07. The ‘Smart’ Battery 7

GUIDE: Batteries in a portable world. 7. The ‘Smart’ Battery 7

It appears that you are using AdBlocking software. The cost of running this website is covered by advertisements. If you like it please feel free to a small amount of money to secure the future of this website.

<< Previous page  INDEX  Next page >>

7.6 Fuel Gauges for Large Batteries

Most ‘smart’ battery applications today are limited to portable electronic equipment, and the electronic circuit is built right into the battery pack. In applications where larger ‘smart’ batteries are needed, such as electric wheelchairs, scooters, robots and forklifts, the electronic circuit may be placed in a box external to the battery.

The main benefit of adding intelligence to the battery is to enable the measurement of SoH and reserve energy. Most measuring devices used are based on voltage, which is known to be highly inaccurate.

Cadex is extending the ‘smart’ battery technology to wheeled applications. Called the Cadex Fuelcheck™, the device is based on the tri-state fuel gauge described earlier in this section. The system consists of a controller, current measuring device and a display unit. The Cadex Fuelcheck™ device can be added to new equipment when it is manufactured and can be installed in existing equipment as a retrofit. The installation is permanent and each wheeled appliance requires one system.

A tri-state linear bar graph consisting of colored LED’s would be the preferred display for a personal user, such as a wheelchair operator. By replacing the light display with a digital readout, additional information can be shown. For example, a display could indicate the remaining runtime based on the average power consumption logged. Corrections would be applied if the load factor changes during the course of the day. Figure 77 illustrates a digital fuel gauge using the LCD panel.

To initialize the Cadex Fuelcheck™ system, a one-time setup procedure is required. A PC will prompt the technician to enter information such as battery chemistry, desired end-of-discharge voltage, Ah rating of the battery, and designated service flags. The system is then calibrated by applying a full charge, followed by a full discharge. The initial discharge assesses the battery, or learns the performance. The SoH readings will be known after the first full discharge.

7-7: Cadex Fuelcheck™ digital fuel gauge.
The display indicates SoC, SoH, remaining power in hours, the voltage and current draw.

The simplest way to discharge the battery as part of calibration is to run it down through normal use in the equipment. The most accurate readings are obtained by using a load bank. Such a device may not be always available.

With a data logging option built into the system, the PC allows downloading service data that have been collected during use. Such information would benefit large equipment fleets and rental places that need to check the performance of the batteries on demand.

Similar to other ‘smart’ battery systems, calibration will be needed once every 6 to 12 months. More frequent calibrations may be required if the equipment is used for short durations between each recharge. The most practical way to calibrate the system is by occasionally allowing the battery to run down through continued use. Information relating to the date of the last calibration, or an early call for calibration if certain conditions occur, can be calculated and displayed.

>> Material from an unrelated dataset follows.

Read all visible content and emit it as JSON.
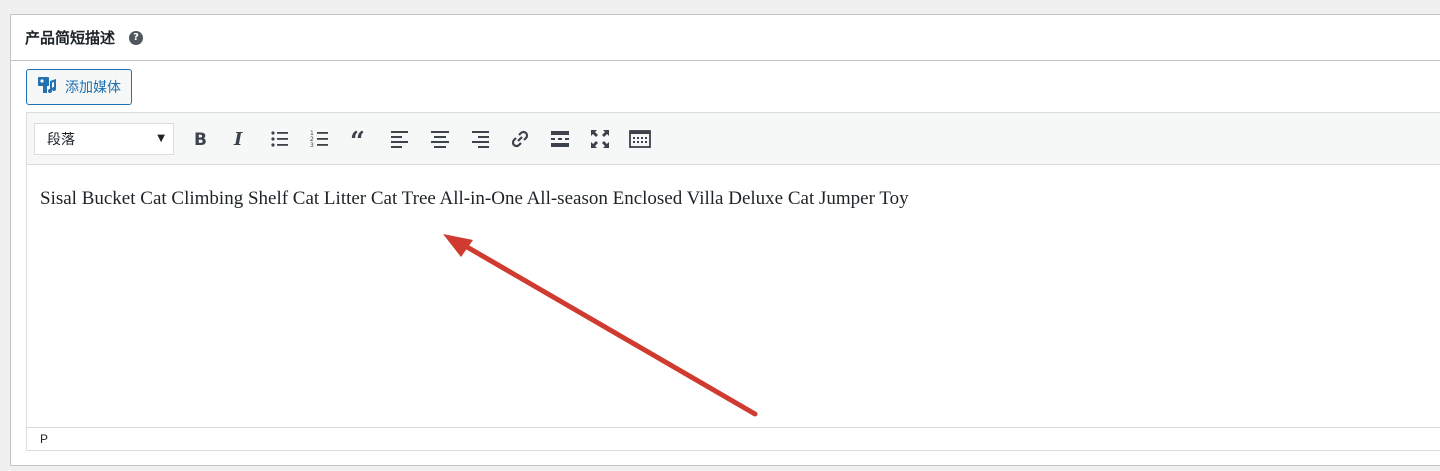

Knowing the SoH of a battery at any time and scheduling timely service or replacement is a major benefit for industrial battery users. Such a system would be especially helpful for organizations in which different individuals use the equipment and no one is given maintenance responsibilities. Equipment rental places fall into this category.

<< Previous page  INDEX  Next page >>


© 1998-2017 – Nicola Asuni - Tecnick.com - All rights reserved.
about - disclaimer - privacy